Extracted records
▬▬▬▬▬▬
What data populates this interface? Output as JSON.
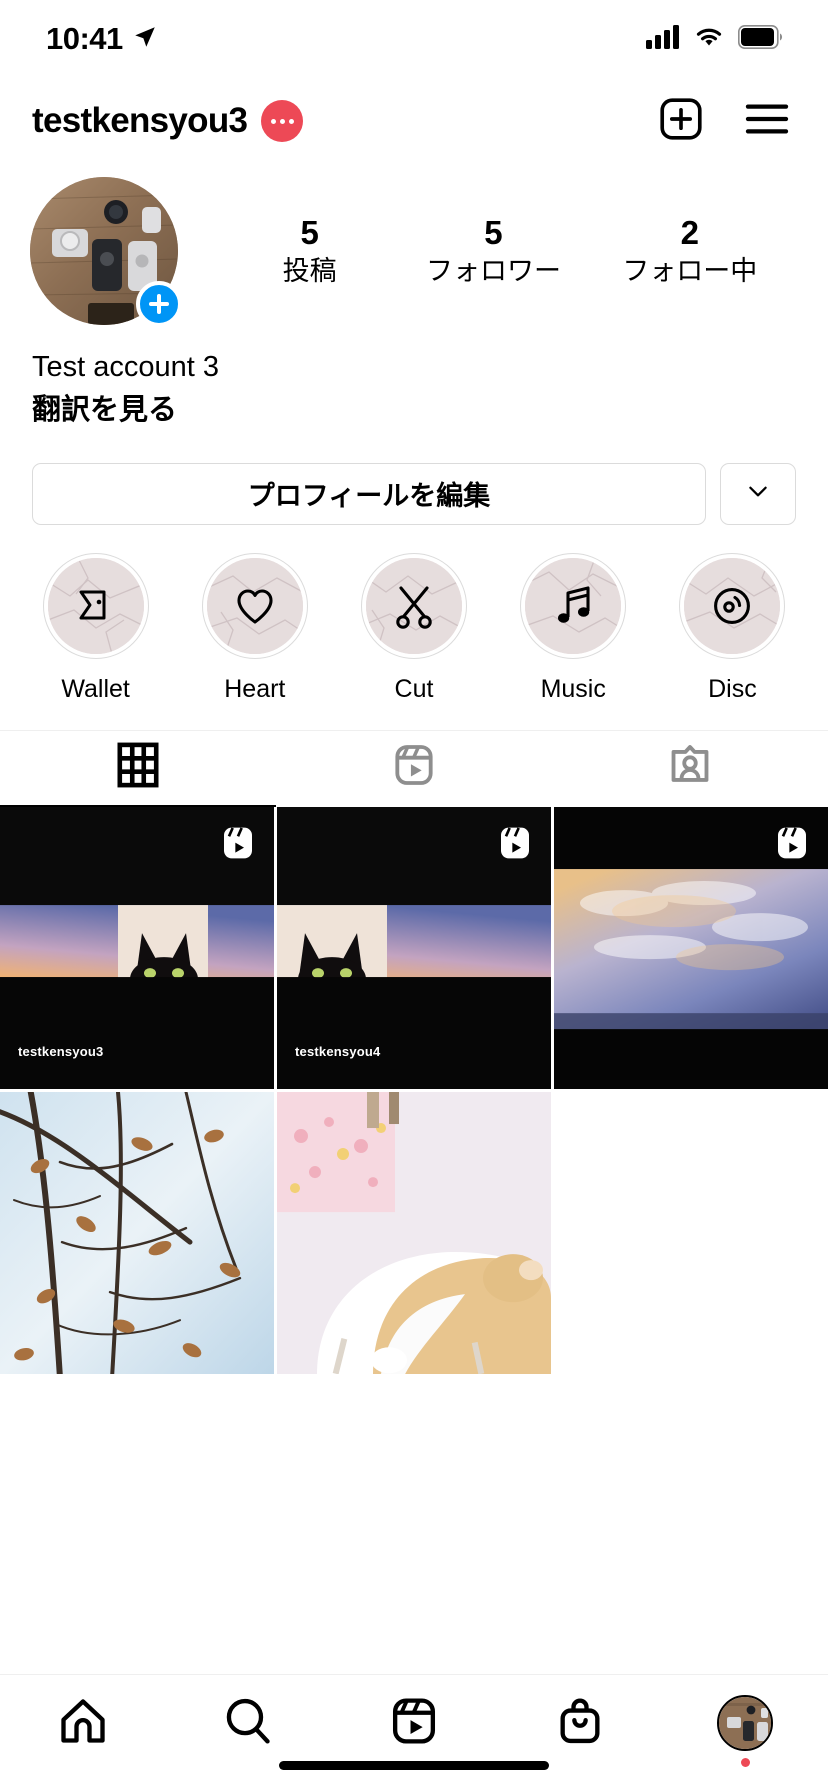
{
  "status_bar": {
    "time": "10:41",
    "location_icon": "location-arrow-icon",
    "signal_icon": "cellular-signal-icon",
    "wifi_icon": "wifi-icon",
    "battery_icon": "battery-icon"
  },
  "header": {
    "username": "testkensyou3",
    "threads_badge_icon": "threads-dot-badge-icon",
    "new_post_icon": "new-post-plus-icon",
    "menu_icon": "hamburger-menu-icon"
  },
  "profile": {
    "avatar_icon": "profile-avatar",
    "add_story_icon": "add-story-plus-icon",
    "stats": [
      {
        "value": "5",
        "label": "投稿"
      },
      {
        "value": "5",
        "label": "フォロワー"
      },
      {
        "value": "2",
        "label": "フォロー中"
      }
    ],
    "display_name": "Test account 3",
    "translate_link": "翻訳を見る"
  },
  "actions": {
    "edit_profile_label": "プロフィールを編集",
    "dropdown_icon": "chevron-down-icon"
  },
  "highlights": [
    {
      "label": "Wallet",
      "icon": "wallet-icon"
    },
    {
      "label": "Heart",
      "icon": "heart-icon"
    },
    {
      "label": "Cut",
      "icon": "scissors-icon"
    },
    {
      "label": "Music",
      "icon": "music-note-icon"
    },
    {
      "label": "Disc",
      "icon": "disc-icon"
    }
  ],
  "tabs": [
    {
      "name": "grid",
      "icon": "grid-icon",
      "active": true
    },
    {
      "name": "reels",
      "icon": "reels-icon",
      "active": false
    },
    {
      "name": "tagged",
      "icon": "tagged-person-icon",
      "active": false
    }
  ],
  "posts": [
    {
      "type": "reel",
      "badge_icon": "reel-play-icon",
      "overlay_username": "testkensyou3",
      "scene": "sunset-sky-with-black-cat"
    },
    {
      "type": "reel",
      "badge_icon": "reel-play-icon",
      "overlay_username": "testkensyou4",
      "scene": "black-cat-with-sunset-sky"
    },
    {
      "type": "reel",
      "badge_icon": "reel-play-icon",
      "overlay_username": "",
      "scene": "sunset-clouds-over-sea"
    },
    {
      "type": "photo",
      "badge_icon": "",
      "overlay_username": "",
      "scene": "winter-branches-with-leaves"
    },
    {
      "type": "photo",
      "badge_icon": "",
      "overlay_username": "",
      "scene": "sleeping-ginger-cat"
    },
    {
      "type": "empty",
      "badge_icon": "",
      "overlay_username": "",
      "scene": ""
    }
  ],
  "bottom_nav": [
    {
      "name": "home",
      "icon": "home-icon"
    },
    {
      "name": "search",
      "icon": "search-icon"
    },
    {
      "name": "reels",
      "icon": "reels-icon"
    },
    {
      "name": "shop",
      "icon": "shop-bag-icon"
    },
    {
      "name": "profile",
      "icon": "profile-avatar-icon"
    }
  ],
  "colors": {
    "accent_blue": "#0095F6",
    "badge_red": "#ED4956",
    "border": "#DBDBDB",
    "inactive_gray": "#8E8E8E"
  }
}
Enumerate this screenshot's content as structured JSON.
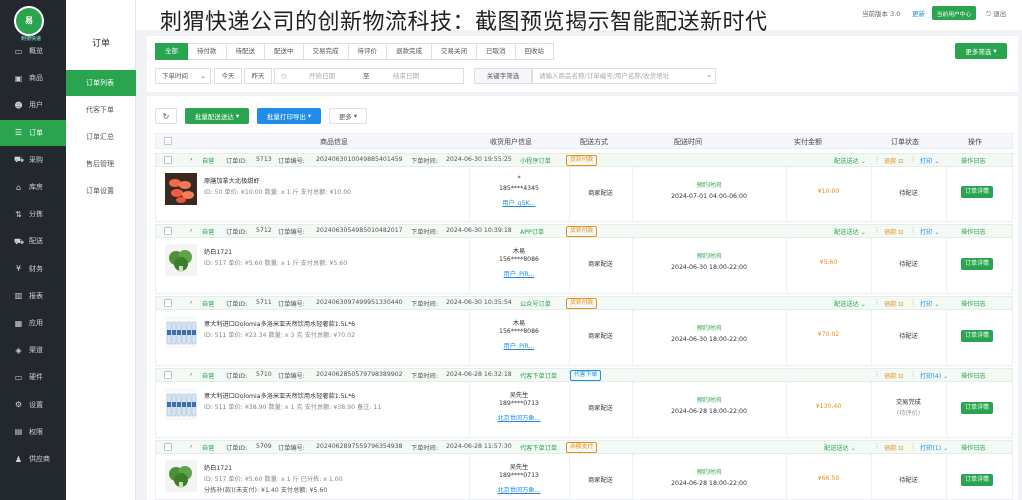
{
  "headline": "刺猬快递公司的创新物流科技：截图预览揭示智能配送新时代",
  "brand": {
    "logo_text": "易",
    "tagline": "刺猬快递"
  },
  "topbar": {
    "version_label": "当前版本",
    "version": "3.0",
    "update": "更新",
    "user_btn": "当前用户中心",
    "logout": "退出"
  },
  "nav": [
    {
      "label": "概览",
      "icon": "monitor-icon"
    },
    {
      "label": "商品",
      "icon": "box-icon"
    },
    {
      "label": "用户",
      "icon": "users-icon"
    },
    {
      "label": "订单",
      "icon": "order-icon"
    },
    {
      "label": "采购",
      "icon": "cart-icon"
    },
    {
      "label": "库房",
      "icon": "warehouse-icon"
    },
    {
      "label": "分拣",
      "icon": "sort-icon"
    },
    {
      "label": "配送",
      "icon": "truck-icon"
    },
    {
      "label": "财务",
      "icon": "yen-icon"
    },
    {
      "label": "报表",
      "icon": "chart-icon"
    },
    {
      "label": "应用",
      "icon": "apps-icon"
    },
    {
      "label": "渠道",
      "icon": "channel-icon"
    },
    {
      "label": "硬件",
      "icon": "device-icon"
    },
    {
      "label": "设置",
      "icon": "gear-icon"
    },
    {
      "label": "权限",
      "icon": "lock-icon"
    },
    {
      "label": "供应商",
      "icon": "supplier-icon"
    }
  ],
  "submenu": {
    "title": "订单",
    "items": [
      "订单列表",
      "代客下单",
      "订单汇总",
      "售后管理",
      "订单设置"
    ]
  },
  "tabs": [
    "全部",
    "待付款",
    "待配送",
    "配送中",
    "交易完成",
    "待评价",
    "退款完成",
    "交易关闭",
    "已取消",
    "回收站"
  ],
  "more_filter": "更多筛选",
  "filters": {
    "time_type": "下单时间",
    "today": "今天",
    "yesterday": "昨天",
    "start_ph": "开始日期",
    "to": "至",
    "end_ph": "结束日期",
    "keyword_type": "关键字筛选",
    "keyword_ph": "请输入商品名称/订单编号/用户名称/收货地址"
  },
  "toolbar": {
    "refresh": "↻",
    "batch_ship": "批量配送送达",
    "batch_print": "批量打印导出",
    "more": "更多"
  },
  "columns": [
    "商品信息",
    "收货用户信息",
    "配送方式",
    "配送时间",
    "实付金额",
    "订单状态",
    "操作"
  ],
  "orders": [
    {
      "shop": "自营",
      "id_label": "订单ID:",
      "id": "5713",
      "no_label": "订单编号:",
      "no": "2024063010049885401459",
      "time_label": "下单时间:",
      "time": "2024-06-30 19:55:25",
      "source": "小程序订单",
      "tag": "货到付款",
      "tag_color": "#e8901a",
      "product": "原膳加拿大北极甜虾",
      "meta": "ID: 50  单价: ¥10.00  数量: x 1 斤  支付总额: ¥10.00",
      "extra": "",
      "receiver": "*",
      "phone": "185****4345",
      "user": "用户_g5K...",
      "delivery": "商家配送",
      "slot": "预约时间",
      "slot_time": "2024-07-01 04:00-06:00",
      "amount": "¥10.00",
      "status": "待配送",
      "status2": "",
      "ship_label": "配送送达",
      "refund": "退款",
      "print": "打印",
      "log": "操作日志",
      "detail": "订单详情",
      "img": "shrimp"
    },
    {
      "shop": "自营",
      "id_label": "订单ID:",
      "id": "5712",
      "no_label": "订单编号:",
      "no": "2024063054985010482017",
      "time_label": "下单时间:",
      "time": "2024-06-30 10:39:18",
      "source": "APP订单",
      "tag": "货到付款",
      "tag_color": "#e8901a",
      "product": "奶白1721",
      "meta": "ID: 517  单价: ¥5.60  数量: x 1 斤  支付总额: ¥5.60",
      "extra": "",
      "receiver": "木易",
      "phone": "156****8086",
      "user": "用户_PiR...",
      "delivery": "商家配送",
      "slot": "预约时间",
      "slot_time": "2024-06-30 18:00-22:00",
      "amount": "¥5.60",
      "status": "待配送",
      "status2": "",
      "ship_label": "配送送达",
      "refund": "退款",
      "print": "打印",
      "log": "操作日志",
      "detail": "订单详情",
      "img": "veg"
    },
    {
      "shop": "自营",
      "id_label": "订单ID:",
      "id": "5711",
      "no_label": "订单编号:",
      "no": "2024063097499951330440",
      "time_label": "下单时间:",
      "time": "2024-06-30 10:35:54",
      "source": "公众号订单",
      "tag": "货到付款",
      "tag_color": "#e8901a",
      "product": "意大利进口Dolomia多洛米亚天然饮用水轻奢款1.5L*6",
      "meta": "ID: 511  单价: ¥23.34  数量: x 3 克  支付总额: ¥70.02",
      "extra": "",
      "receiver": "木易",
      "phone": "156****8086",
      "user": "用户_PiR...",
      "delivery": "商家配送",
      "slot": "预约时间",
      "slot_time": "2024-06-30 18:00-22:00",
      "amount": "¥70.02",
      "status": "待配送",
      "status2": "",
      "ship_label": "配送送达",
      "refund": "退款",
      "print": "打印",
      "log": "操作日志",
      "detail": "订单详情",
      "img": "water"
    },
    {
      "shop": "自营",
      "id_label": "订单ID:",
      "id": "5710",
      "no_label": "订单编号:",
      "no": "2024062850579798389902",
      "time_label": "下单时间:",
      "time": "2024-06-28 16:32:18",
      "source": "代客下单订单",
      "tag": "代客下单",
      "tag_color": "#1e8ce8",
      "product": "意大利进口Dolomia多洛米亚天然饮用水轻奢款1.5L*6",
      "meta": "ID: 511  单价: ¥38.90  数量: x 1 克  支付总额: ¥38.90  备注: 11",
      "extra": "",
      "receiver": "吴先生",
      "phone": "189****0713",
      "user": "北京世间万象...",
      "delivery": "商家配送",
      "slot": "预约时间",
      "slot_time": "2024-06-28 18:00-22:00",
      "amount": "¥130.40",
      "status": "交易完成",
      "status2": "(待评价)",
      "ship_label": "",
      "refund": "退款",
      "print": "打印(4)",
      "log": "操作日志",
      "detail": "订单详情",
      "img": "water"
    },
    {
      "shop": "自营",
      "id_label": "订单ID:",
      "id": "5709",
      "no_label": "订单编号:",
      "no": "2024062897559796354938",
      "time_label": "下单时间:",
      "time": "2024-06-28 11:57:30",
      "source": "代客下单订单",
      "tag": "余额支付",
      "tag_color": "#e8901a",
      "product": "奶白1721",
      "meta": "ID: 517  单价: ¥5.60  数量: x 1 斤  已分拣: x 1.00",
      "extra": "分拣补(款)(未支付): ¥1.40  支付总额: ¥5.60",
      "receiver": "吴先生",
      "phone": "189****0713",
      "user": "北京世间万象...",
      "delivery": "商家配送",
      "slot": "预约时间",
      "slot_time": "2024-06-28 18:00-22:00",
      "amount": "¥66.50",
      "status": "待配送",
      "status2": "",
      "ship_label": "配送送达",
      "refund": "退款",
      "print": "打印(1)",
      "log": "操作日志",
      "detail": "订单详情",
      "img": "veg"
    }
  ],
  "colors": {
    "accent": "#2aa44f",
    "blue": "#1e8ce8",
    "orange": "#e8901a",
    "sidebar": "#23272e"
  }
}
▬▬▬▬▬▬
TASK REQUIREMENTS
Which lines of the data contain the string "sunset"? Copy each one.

TASK SOLUTION
      "scene": "sunset-sky-with-black-cat"
      "scene": "black-cat-with-sunset-sky"
      "scene": "sunset-clouds-over-sea"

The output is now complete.